PROBLEM DETAILS =
Make an exact copy of the data below, leaving out every picture.

+++

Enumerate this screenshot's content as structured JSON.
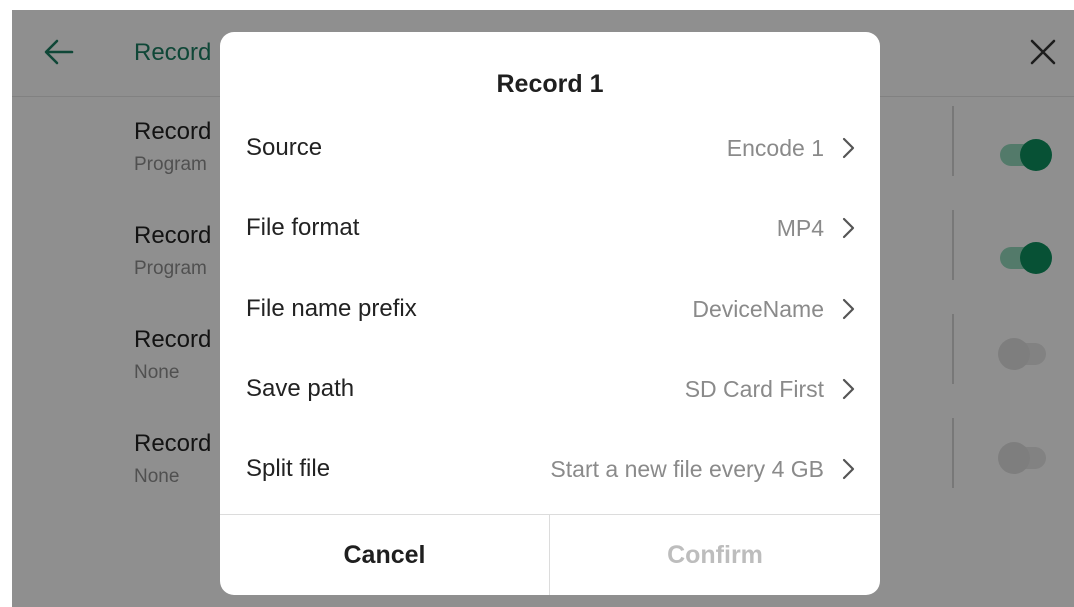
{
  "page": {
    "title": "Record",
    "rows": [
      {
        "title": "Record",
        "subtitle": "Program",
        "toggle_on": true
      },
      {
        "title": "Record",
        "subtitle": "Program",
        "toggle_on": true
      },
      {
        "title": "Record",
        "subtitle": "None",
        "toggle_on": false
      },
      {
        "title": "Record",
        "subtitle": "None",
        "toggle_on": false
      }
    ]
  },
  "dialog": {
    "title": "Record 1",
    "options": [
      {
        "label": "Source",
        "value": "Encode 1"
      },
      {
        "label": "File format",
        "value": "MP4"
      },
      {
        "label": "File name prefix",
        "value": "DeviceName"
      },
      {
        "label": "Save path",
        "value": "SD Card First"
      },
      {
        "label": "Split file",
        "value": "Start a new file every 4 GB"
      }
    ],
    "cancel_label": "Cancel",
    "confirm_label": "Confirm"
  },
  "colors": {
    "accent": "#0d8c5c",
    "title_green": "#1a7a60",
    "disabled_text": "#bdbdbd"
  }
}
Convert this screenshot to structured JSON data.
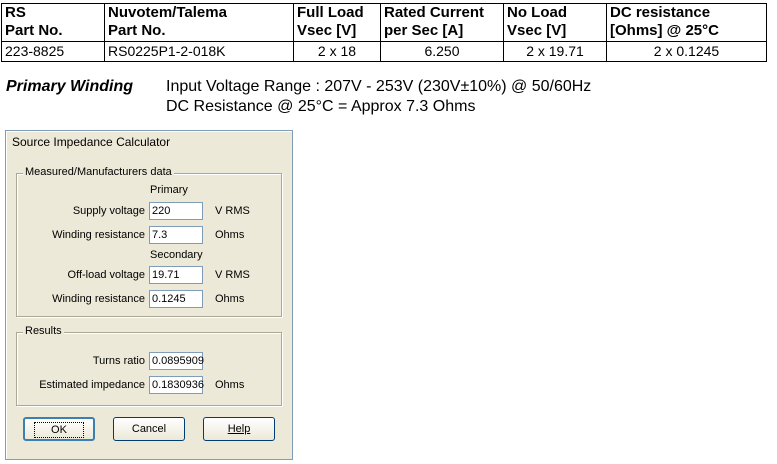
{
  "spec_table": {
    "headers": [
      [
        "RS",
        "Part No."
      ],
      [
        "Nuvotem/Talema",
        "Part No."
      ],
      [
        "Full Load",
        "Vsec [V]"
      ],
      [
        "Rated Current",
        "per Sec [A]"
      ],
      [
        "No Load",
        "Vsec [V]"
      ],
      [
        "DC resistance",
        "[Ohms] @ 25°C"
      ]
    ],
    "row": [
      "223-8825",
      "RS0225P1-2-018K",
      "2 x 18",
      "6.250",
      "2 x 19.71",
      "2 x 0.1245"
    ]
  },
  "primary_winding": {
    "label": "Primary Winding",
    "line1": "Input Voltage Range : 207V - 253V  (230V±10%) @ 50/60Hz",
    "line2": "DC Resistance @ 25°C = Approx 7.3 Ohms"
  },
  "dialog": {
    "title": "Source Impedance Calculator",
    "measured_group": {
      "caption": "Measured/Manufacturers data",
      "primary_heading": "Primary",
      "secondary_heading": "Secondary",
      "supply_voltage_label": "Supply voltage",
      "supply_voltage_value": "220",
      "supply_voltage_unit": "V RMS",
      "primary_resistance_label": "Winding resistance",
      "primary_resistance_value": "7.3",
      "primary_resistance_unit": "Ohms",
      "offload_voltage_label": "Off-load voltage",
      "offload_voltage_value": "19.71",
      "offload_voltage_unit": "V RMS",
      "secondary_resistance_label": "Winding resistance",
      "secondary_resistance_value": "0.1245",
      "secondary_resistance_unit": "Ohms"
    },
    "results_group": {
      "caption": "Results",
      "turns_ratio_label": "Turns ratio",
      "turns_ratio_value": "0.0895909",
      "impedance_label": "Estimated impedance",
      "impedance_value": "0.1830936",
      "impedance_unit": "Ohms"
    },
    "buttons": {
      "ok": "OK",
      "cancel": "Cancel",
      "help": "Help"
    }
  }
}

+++

RESPONSE TO THE EXERCISE =
Enumerate this screenshot's content as structured JSON.
{
  "page": {
    "title": "Record",
    "rows": [
      {
        "title": "Record",
        "subtitle": "Program",
        "toggle_on": true
      },
      {
        "title": "Record",
        "subtitle": "Program",
        "toggle_on": true
      },
      {
        "title": "Record",
        "subtitle": "None",
        "toggle_on": false
      },
      {
        "title": "Record",
        "subtitle": "None",
        "toggle_on": false
      }
    ]
  },
  "dialog": {
    "title": "Record 1",
    "options": [
      {
        "label": "Source",
        "value": "Encode 1"
      },
      {
        "label": "File format",
        "value": "MP4"
      },
      {
        "label": "File name prefix",
        "value": "DeviceName"
      },
      {
        "label": "Save path",
        "value": "SD Card First"
      },
      {
        "label": "Split file",
        "value": "Start a new file every 4 GB"
      }
    ],
    "cancel_label": "Cancel",
    "confirm_label": "Confirm"
  },
  "colors": {
    "accent": "#0d8c5c",
    "title_green": "#1a7a60",
    "disabled_text": "#bdbdbd"
  }
}
Convert this screenshot to structured JSON data.
{
  "spec_table": {
    "headers": [
      [
        "RS",
        "Part No."
      ],
      [
        "Nuvotem/Talema",
        "Part No."
      ],
      [
        "Full Load",
        "Vsec [V]"
      ],
      [
        "Rated Current",
        "per Sec [A]"
      ],
      [
        "No Load",
        "Vsec [V]"
      ],
      [
        "DC resistance",
        "[Ohms] @ 25°C"
      ]
    ],
    "row": [
      "223-8825",
      "RS0225P1-2-018K",
      "2 x 18",
      "6.250",
      "2 x 19.71",
      "2 x 0.1245"
    ]
  },
  "primary_winding": {
    "label": "Primary Winding",
    "line1": "Input Voltage Range : 207V - 253V  (230V±10%) @ 50/60Hz",
    "line2": "DC Resistance @ 25°C = Approx 7.3 Ohms"
  },
  "dialog": {
    "title": "Source Impedance Calculator",
    "measured_group": {
      "caption": "Measured/Manufacturers data",
      "primary_heading": "Primary",
      "secondary_heading": "Secondary",
      "supply_voltage_label": "Supply voltage",
      "supply_voltage_value": "220",
      "supply_voltage_unit": "V RMS",
      "primary_resistance_label": "Winding resistance",
      "primary_resistance_value": "7.3",
      "primary_resistance_unit": "Ohms",
      "offload_voltage_label": "Off-load voltage",
      "offload_voltage_value": "19.71",
      "offload_voltage_unit": "V RMS",
      "secondary_resistance_label": "Winding resistance",
      "secondary_resistance_value": "0.1245",
      "secondary_resistance_unit": "Ohms"
    },
    "results_group": {
      "caption": "Results",
      "turns_ratio_label": "Turns ratio",
      "turns_ratio_value": "0.0895909",
      "impedance_label": "Estimated impedance",
      "impedance_value": "0.1830936",
      "impedance_unit": "Ohms"
    },
    "buttons": {
      "ok": "OK",
      "cancel": "Cancel",
      "help": "Help"
    }
  }
}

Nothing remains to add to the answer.